  21. Post
    #21
    Solar is a good idea but if you want to do it please don't go to these larger companies they will rip you off get a total.

    2 years ago when I was in the industry we did a 1.5kw system for 3999 installed. You can install a diverter with a simple grid tied system and divert all extra power to the hot water cylinder if you have one. We got payback under 10 years easily

  22. Post
    #22
    orac12 wrote:
    1. You'll never export power back to the grid.
    You say that like it's a bad thing - it's actually a good thing. The more you can use your solar generation and not export it, the better which is why batteries work.

    Generally the per kWh rate that you earn by exporting is less than half the per kWh rate you pay by consuming. So if you can store any excess and use it, instead of drawing from the grid - it saves you the difference between the export and import rate, which is massive.

  23. Post
    #23
    SirGrim wrote:
    You say that like it's a bad thing - it's actually a good thing. The more you can use your solar generation and not export it, the better which is why batteries work.

    Generally the per kWh rate that you earn by exporting is less than half the per kWh rate you pay by consuming. So if you can store any excess and use it, instead of drawing from the grid - it saves you the difference between the export and import rate, which is massive.
    Yes of course, I fully agree. Its just some people when looking at these things will think (or lead to believe by the people selling it) they will be making more power than they can store and use and the rest will go into the grid and they will be paid for it which would help offset the cost.

    I really cant see a 300w system to be worth installing at all.

    - - - Updated - - -

    B|ind-Reaper* wrote:
    tbh I'm assuming he had a typo and probably meant 2.95KW or something like that.
    Possibly. OP plz confirm

  24. Post
    #24
    Pretty sure the OP meant "The panels they will use are 295W, I don't realise that's meaningless which is why I am a person who would consider SolarZero."

    The size of the inverter indicates the output they were planning (3-3.6KW).

    SL1CKSTA wrote:
    Solar is a good idea but if you want to do it please don't go to these larger companies they will rip you off get a total.

    2 years ago when I was in the industry we did a 1.5kw system for 3999 installed. You can install a diverter with a simple grid tied system and divert all extra power to the hot water cylinder if you have one. We got payback under 10 years easily
    I never thought of this, it's a great idea! Your hot water cylinder becomes your power storage. Of course it returns it in hot water, and the timing isn't perfect, but it's not pulling from the grid during the day.

    Top loader doing hot washes on a time delay to run around 2pm. Staggered with your dishwasher (which annoyingly can't pull hot water).

  25. Post
    #25
    suntoucher wrote:
    Pretty sure the OP meant "The panels they will use are 295W, I don't realise that's meaningless which is why I am a person who would consider SolarZero."

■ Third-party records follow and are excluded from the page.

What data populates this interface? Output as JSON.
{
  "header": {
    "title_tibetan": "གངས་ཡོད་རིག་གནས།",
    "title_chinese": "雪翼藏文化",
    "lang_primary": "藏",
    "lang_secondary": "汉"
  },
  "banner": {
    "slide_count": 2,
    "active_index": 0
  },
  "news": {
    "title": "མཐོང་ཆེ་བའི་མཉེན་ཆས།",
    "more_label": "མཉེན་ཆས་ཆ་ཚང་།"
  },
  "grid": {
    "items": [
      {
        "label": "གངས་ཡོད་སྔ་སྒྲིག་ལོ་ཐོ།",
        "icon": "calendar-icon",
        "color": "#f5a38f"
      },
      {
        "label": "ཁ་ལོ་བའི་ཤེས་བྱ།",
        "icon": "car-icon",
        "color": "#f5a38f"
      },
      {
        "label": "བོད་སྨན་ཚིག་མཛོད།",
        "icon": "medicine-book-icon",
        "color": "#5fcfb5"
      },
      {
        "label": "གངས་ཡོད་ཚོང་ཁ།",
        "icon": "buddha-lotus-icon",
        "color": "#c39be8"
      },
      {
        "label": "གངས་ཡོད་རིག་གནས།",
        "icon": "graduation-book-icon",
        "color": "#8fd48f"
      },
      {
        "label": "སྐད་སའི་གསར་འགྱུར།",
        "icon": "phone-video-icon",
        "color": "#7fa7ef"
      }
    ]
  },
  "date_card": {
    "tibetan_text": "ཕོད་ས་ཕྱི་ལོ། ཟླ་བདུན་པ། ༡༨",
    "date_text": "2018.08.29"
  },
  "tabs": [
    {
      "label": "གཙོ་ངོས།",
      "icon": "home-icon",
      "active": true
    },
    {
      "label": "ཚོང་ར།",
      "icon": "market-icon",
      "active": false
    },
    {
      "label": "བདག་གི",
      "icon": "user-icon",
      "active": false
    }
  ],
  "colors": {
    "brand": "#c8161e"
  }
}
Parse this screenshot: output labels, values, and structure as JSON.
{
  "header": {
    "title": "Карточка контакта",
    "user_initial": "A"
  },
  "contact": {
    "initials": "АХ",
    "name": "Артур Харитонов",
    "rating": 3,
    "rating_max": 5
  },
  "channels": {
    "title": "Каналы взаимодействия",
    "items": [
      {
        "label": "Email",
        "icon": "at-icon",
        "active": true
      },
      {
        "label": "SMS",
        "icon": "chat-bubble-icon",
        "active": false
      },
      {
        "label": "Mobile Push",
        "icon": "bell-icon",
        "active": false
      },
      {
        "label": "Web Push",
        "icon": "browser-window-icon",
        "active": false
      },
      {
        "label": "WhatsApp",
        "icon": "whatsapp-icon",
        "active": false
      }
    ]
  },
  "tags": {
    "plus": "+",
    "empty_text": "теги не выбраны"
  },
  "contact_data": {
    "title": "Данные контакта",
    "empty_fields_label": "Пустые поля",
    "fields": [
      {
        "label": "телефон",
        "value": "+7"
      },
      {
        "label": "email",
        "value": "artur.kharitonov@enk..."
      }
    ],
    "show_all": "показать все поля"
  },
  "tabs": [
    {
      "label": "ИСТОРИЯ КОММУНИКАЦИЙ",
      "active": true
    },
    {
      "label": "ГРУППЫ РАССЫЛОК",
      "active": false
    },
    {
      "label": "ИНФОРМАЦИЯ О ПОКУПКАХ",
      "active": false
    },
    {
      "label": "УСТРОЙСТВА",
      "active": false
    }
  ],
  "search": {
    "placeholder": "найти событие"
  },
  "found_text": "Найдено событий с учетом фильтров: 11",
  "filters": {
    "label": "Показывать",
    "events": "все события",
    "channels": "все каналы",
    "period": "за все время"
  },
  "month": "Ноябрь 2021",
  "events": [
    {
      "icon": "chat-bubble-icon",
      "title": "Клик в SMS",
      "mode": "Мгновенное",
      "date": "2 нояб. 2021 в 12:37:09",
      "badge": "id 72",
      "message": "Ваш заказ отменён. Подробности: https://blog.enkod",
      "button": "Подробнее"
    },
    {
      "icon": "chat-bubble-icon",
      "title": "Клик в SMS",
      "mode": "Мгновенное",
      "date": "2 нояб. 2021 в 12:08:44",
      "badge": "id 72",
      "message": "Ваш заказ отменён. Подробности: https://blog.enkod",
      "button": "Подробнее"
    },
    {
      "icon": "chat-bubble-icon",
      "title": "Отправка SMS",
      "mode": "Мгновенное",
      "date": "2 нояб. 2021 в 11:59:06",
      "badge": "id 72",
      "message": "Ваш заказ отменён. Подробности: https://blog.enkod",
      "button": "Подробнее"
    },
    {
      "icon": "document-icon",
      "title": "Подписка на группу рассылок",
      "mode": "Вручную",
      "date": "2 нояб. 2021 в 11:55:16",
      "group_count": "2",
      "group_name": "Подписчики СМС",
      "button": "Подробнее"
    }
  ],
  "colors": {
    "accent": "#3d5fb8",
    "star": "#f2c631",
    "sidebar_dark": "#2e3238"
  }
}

    The size of the inverter indicates the output they were planning (3-3.6KW).



    I never thought of this, it's a great idea! Your hot water cylinder becomes your power storage. Of course it returns it in hot water, and the timing isn't perfect, but it's not pulling from the grid during the day.

    Top loader doing hot washes on a time delay to run around 2pm. Staggered with your dishwasher (which annoyingly can't pull hot water).
    Yep YHI import them, I am unaware of others who do but its possible.
    https://yhipower.co.nz/catalog/solar...er-104732.htmx

    Its a seriously cool concept for getting payback time down.

    What I always told people is size for your lifestyle and change your habits, the issue I had was the snake oil sales people pushing massive systems on consumers that would not suit them at all and would actually reduce payback time.

    It's a interesting industry to be in, if you are cleaver you can set up your own battery system (lifepo4 or similar) and attach it to a Solax hybrid inverter.